• _ACTIVITY_:
Take from the material every line that contains the word "Vencidas".

• _MATERIAL FOR THIS TASK_:
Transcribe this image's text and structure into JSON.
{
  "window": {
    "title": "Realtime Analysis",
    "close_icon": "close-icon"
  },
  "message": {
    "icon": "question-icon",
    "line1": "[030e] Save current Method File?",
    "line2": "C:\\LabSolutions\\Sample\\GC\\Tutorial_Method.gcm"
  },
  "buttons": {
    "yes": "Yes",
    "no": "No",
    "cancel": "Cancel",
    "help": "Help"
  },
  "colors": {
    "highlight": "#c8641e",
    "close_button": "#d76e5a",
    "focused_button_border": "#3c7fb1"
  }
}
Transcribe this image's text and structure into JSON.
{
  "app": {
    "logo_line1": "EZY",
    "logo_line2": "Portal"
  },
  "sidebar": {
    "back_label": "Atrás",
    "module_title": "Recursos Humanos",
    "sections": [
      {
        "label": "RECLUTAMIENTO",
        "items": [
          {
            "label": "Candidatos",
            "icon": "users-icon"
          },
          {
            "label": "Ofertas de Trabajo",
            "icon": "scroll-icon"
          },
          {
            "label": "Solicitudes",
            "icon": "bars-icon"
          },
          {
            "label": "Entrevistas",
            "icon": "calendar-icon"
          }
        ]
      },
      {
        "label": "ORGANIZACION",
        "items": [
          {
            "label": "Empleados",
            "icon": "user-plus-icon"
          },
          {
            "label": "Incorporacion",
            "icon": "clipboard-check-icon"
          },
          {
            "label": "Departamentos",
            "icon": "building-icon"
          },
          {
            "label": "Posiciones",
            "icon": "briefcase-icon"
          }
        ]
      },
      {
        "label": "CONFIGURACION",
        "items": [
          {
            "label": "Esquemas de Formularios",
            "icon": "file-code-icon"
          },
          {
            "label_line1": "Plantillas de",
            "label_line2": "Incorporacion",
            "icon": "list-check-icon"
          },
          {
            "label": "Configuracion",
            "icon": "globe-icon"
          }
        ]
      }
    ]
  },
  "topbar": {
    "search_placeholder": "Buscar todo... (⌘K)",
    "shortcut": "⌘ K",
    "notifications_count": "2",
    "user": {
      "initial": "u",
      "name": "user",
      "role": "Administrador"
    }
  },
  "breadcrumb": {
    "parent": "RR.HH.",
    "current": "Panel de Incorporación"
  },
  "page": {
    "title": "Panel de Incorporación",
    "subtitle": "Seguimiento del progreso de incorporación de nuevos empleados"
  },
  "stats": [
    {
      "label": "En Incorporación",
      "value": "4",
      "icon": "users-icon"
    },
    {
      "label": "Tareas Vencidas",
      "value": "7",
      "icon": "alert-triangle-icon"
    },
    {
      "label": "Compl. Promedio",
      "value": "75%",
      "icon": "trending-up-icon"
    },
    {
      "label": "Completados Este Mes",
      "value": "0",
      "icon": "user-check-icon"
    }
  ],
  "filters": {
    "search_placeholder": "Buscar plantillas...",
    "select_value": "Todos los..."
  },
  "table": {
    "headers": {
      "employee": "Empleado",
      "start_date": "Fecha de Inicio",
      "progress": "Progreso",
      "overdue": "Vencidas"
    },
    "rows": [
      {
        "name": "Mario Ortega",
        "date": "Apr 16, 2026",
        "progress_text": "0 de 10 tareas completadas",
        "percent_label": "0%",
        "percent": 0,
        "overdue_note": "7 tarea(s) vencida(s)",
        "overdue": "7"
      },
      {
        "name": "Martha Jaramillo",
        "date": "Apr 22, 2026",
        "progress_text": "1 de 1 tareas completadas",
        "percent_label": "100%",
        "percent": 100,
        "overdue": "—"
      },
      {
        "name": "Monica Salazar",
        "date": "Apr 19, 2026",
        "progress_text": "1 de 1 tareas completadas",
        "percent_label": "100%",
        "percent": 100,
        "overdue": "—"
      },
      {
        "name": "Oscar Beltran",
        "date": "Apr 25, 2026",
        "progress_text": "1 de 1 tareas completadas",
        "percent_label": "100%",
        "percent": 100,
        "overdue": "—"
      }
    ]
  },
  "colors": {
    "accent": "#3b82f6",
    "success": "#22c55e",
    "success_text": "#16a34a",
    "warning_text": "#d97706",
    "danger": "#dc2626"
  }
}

• _ANSWER SECTION_:
      "label": "Tareas Vencidas",
      "overdue": "Vencidas"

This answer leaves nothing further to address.